Why Bother To Try Something New?

Why Bother To Try Something New?

I am gearing up to go backpacking. I bought or borrowed everything I will need. While packing my new backpack, I discovered pouches I did not know I had and filled them to the brim with dried fruit and dehydrated oatmeal. I have read the directions for using my water purification system and hydration pack. More than once, I watched a video on how to use my bear spray. I tried the self-inflating sleeping pad and discovered it really does self inflate. Following the directions, I practiced setting up my one person tent. I pressed my sleeping bag into a compression bag and attached a whistle to an accessible loop on my waterproof hiking pants. I think I am ready, yet I won’t know for sure until I am actually out on the trail.

Something New

Although I call myself a hiker, backpacking is something new. I like being outside and admired at first, from a distance, a fellow writer who backpacks alone. A member of my writing group, and a wonderful editor, she has not written or submitted any historical fiction pieces, her preferred genre, to the group for a while. Last summer, at our writer’s retreat, I asked her why she stopped writing. “I want to have some new adventures of my own. Then I will have some real adventures to write about.” 

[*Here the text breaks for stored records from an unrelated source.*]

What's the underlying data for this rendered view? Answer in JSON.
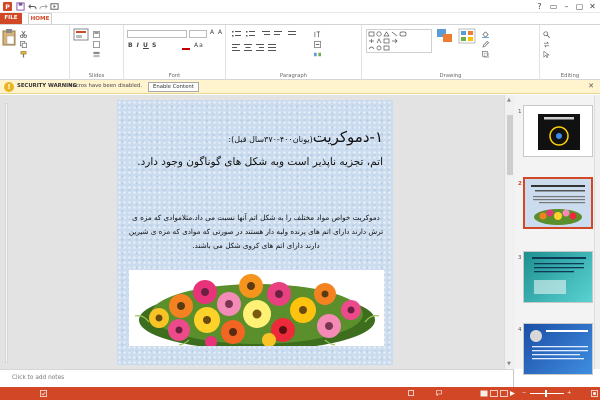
{
  "window": {
    "title": ""
  },
  "tabs": [
    {
      "label": "FILE"
    },
    {
      "label": "HOME"
    },
    {
      "label": ""
    },
    {
      "label": ""
    },
    {
      "label": ""
    },
    {
      "label": ""
    },
    {
      "label": ""
    },
    {
      "label": ""
    }
  ],
  "ribbon": {
    "clipboard": {
      "paste": "",
      "cut": "",
      "copy": "",
      "format_painter": "",
      "label": ""
    },
    "slides": {
      "new_slide": "",
      "layout": "",
      "reset": "",
      "section": "",
      "label": "Slides"
    },
    "font": {
      "label": "Font"
    },
    "paragraph": {
      "text_direction": "",
      "align_text": "",
      "convert_smartart": "",
      "label": "Paragraph"
    },
    "drawing": {
      "arrange": "",
      "quick_styles": "",
      "shape_fill": "",
      "shape_outline": "",
      "shape_effects": "",
      "label": "Drawing"
    },
    "editing": {
      "find": "",
      "replace": "",
      "select": "",
      "label": "Editing"
    }
  },
  "security_bar": {
    "title": "SECURITY WARNING",
    "message": "Macros have been disabled.",
    "button": "Enable Content"
  },
  "slide": {
    "heading_main": "۱-دموکریت",
    "heading_paren": "(یونان۴۰۰-۳۷۰سال قبل):",
    "subheading": "اتم، تجزیه ناپذیر است وبه شکل های گوناگون وجود دارد.",
    "body": "دموکریت خواص مواد مختلف را به شکل اتم آنها نسبت می داد.مثلاموادی که مزه ی ترش دارند دارای اتم های پرنده ولبه دار هستند در صورتی که موادی که مزه ی شیرین دارند دارای اتم های کروی شکل می باشند."
  },
  "thumbnails": [
    {
      "num": "1",
      "selected": false
    },
    {
      "num": "2",
      "selected": true
    },
    {
      "num": "3",
      "selected": false
    },
    {
      "num": "4",
      "selected": false
    }
  ],
  "notes": {
    "placeholder": "Click to add notes"
  },
  "status": {
    "slide_info": "",
    "language": "",
    "notes_btn": "",
    "comments_btn": "",
    "zoom": ""
  },
  "colors": {
    "accent": "#d24726",
    "slide_bg": "#cbdcef",
    "warning_bg": "#fff4ce"
  }
}
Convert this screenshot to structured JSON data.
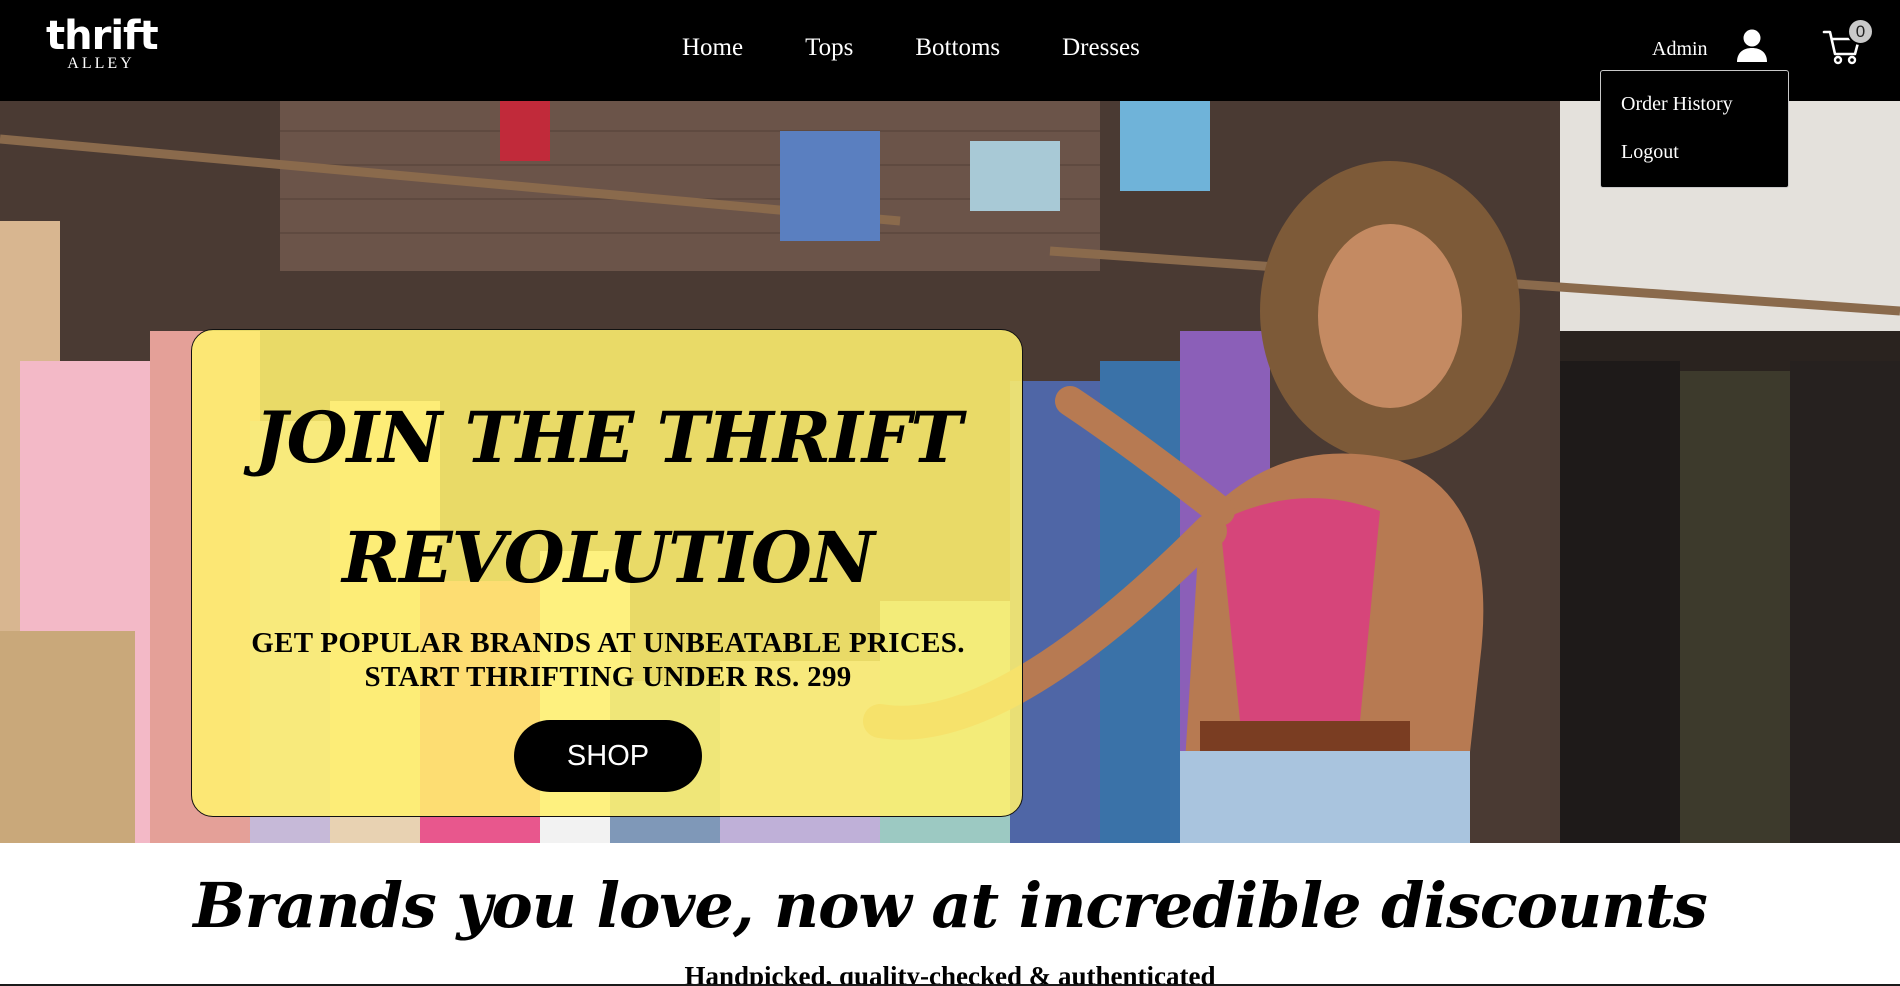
{
  "header": {
    "logo": {
      "main": "thrift",
      "sub": "ALLEY"
    },
    "nav": [
      {
        "label": "Home"
      },
      {
        "label": "Tops"
      },
      {
        "label": "Bottoms"
      },
      {
        "label": "Dresses"
      }
    ],
    "admin_label": "Admin",
    "user_icon": "user-icon",
    "cart_icon": "cart-icon",
    "cart_count": "0"
  },
  "user_menu": {
    "items": [
      {
        "label": "Order History"
      },
      {
        "label": "Logout"
      }
    ]
  },
  "hero": {
    "heading_line1": "JOIN THE THRIFT",
    "heading_line2": "REVOLUTION",
    "subtitle_line1": "GET POPULAR BRANDS AT UNBEATABLE PRICES.",
    "subtitle_line2": "START THRIFTING UNDER RS. 299",
    "cta_label": "SHOP"
  },
  "brands_section": {
    "title": "Brands you love, now at incredible discounts",
    "subtitle": "Handpicked, quality-checked & authenticated"
  },
  "colors": {
    "header_bg": "#000000",
    "promo_card": "#fff06e",
    "button_bg": "#000000",
    "text_light": "#ffffff"
  }
}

I listened as she told me about her hikes along the Idaho Centennial Trail and became intrigued how she traverses trails, alone in the wilderness. Her company, she said, included the earth and sky and an occasional critter. Then I asked if she would ever consider taking me along on one of those wild hikes of hers. Without hesitating, she nodded and said yes.  

And so began a different sort of relationship between us. We are both still writers, but we’ve extended ourselves beyond the confines of our writer’s group and out into the open space of nature. Doing something new has a way of broadening friendships. 

She helped me prepare for this new activity called backpacking, one that I am now committed to, by accompanying me on a shopping spree. She helped fit me for a backpack, counseled me on cooking systems and explained the gadgets included in water filtration packages. I now respect her knowledge and appreciate her patience, two things I previously did not have insights about. Doing something new can give us a greater appreciation for someone. 

What attracted me to this fresh venture is that it is uncharted territory. It requires more stamina than any other physical activity I already engage in simply because of the number of miles accompanied by the weight of my gear. Yet, I don’t mind being active in a different way. 

Our  goal, my friend assures me, is not necessarily to cover a large number of miles, only to go somewhere unexplored, to see unfamiliar landscapes and experience adventure.

Why bother to try something new. It is worth it to venture out into untested territory. Then we will have something new to write about, or at least to talk about with our new friend.